Chapter six provides analysis of the Lake Matano region of East Luwu. Here efforts at obtaining legal recognition directly opposed the claims of PT Vale Indonesia Inco, a mining company formerly known as PT Inco, to their ancestral lands. Corporate appropriation of this land, supported by the state, is cited by the author as a main factor behind the destruction of East Luwu's rural agrarian tradition. The dispute between local farming communities and PT London Sumatra (Lonsum) in Bulukumba is the focus of Chapter seven, where indigeneity is represented only as an object of bargaining over the interests of local elites.

Chapter eight provides the summary of this book, emphasizing the political implications of the adat revivalism and the intricate relationships between indigenous community, formal rules, and state authority, in the context of each region.

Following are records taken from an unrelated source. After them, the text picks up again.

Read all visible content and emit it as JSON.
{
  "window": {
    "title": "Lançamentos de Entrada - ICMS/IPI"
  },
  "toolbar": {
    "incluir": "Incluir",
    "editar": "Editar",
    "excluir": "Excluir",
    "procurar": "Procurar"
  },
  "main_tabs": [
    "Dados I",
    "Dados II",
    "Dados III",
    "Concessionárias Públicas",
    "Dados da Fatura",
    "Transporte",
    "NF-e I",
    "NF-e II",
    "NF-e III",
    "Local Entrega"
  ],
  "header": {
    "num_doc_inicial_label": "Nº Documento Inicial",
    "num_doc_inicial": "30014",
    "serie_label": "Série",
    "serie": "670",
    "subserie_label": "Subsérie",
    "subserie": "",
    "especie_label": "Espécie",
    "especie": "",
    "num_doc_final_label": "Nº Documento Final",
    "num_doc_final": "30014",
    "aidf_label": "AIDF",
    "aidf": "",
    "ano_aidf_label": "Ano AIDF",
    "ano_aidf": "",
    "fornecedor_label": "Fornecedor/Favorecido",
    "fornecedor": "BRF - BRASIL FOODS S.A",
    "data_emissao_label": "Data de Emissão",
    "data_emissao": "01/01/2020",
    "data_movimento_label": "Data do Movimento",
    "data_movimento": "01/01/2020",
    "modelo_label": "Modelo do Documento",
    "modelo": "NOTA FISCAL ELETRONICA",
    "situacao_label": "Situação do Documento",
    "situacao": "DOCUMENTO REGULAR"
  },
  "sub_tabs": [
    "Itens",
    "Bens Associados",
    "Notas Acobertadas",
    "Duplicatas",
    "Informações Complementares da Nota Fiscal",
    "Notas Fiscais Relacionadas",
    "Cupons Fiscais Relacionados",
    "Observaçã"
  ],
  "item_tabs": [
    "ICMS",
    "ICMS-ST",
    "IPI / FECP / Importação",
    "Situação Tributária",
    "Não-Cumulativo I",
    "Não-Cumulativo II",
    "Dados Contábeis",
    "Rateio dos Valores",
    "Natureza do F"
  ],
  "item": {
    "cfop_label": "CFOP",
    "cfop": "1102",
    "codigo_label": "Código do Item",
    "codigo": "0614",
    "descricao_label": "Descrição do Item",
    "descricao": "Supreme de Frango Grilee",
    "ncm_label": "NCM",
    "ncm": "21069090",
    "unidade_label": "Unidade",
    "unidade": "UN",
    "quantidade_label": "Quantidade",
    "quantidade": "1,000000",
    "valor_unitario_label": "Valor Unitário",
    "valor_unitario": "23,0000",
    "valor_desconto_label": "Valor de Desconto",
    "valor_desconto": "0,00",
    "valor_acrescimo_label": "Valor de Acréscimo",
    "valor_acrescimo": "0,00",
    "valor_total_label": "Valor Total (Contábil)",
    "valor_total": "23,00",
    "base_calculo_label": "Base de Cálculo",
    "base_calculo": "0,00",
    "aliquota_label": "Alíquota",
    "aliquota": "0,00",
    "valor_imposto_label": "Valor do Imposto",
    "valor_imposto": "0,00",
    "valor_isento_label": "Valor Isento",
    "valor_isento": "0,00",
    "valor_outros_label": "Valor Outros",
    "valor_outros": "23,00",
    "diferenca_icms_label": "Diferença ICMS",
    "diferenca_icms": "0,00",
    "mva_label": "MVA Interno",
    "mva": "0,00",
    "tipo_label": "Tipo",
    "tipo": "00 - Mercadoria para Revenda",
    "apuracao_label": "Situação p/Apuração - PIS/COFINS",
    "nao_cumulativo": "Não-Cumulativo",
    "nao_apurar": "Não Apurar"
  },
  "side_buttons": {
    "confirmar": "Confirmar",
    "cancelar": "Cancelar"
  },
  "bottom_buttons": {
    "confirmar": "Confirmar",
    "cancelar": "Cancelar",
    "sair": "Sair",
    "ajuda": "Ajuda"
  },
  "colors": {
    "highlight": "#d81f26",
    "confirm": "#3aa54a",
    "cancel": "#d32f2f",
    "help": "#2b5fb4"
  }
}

Tyson's work provides a clear overview about relationships between the local communities, local governments and other institutions such as NGOs and private companies in term of adat revivalism. This book is highly recommended for those who have interest in the issues of adat and local politics in Indonesia, especially in Sulawesi.

Sukri Tamma